Then there’s the medication, which is making a certain few people a lot of money. You can go to a methadone clinic every day for the rest of your life (because they never wean you off) or you can get a month’s supply of something like Suboxone, which in my experience is more powerful than even oxycontin. And again, they never take you off of it. Because you get a month supply at once, you’re highly likely to relapse and take more of it than you’re supposed to because it is an opioid just like the drug you’re trying to come off of.
For some odd reason, it is totally okay to put and keep and addict on a maintenance opioid like Suboxone, but it is not okay to keep a pain patient on a maintenance opioid like Percocet. This is ridiculous.
You could also go to Narcotics or Alcoholics Anonymous, but if you’re at all introverted you won’t last long. The idea of introducing yourself to a group of strangers and then having to find a sponsor is terrifying for an introvert.
But even if you’re okay with all of that, these programs still have a very small success rate. Because they depend solely on your ability to abstain from whatever substance you’re addicted to, they leave a lot to be desired. If you go to a meeting and then go home to people who also use, or triggers of your use, the 12-Step program will not do much good. Of course they help some, I even know one person who was helped by it, but it isn’t for everyone.
What Can We Do?
We can start by legalizing marijuana across the board; recreationally and medically. Then we can make it an integral part of addiction treatment, as studies have shown that intermittent use helps patients abstain from the drug they are addicted to. Not only that, but it helps ease withdrawal symptoms, which is one of the main reasons people relapse. If it’s okay to give patients a stronger opioid than what they’re addicted to as “treatment”, then it’s okay to give them marijuana.
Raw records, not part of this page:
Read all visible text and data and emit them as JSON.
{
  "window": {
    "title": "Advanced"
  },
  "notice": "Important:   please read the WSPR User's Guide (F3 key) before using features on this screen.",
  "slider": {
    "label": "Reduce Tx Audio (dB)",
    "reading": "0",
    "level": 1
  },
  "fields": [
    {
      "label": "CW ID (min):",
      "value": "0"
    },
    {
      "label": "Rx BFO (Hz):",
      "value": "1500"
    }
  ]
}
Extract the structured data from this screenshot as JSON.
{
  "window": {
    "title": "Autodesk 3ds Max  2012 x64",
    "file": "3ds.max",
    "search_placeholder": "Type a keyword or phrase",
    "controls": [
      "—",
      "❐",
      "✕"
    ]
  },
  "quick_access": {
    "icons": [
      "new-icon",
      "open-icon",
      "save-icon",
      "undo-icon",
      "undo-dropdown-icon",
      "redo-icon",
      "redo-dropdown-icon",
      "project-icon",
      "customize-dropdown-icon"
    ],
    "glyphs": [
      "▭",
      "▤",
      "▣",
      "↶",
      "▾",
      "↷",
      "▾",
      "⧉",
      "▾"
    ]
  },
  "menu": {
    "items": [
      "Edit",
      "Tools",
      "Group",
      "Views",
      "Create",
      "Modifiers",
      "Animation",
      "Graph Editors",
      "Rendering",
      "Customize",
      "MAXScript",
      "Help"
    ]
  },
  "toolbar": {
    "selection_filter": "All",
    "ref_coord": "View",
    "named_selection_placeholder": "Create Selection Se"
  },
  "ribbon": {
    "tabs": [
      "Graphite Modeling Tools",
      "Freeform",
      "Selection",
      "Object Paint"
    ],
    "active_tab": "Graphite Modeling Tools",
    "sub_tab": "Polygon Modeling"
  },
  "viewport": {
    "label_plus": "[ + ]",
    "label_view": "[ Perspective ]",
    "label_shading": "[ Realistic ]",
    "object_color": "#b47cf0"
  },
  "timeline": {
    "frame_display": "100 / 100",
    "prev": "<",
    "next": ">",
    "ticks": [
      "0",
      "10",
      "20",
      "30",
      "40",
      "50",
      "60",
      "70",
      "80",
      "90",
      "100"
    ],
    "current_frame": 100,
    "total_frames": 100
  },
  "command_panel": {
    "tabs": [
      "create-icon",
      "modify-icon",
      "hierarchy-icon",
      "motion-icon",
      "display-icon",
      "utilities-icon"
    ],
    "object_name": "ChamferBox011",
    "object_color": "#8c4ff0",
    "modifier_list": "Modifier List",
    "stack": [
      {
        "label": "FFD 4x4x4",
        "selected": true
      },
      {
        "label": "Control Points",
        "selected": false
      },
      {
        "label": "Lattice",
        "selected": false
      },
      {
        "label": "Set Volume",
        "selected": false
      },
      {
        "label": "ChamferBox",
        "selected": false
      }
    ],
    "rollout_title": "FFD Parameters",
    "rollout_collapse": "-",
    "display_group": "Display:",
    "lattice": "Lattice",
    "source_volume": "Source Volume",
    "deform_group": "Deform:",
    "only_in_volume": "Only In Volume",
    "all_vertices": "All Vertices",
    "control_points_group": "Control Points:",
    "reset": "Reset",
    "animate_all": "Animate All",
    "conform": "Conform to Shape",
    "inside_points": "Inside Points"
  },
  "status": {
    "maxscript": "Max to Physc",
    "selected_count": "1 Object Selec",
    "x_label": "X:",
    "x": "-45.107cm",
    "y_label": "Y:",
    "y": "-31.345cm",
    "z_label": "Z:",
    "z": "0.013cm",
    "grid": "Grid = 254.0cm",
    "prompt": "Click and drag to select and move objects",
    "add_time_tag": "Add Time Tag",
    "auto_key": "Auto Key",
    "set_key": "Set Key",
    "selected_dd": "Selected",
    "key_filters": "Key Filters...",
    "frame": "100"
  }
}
We should stop cutting off pain patients who have done nothing wrong, because by doing so we are creating more overdoses. When a patient who is in chronic, excruciating pain loses the only thing that gives them a semblance of normalcy, they will go to the street to find it.
The problem with this is that the illegal fentanyl that is shipped here is powder and then made into pills which look identical to prescription medications. So when a pain patient gets what they think are 10mg Percocets (which they were prescribed before), but are actually fentanyl, they will take them without even realizing it and overdose.
Stop stigmatizing both addiction and pain patients and treat them like human beings. No more mandatory minimums for addicts. Put more funding into treatment centers and make it less expensive and more available for people from all financial backgrounds.
Let’s stop demonizing and threatening the doctors who write these prescriptions. Stop giving the DEA and pharmacists more power over the prescriptions than the doctors who prescribe them. Leave the decision up to the doctors.
There is definitely a problem with opioids in this country, but it’s not pain patients who are perpetuating it. In fact, when a pain patient is involved, it’s usually because they were cut off cold turkey from a scared doctor.
Without adequate addiction treatment, we will never solve this crisis. There are plenty of addicts who want help, they just cannot access it for whatever reason. If we can make it easier and more affordable for addicts to get treatment – and make the treatment itself better – we can get a handle on this problem.
Addiction is a multi-faceted issue that requires a multi-faceted approach to treatment. Not all addicts are going to respond to the same therapy, and some may need multiple types of treatment. Assuming that because one treatment option works for some that it will work for all is incorrect and – honestly – lazy.
The fact of the matter is that there will always be people who abuse these medications, but harming the majority for the actions of the minority does no good and actually makes things worse. There’s a reason why there are more heroin overdoses now than pain killer overdoses and it has a lot to do with how we’ve reacted to the crisis.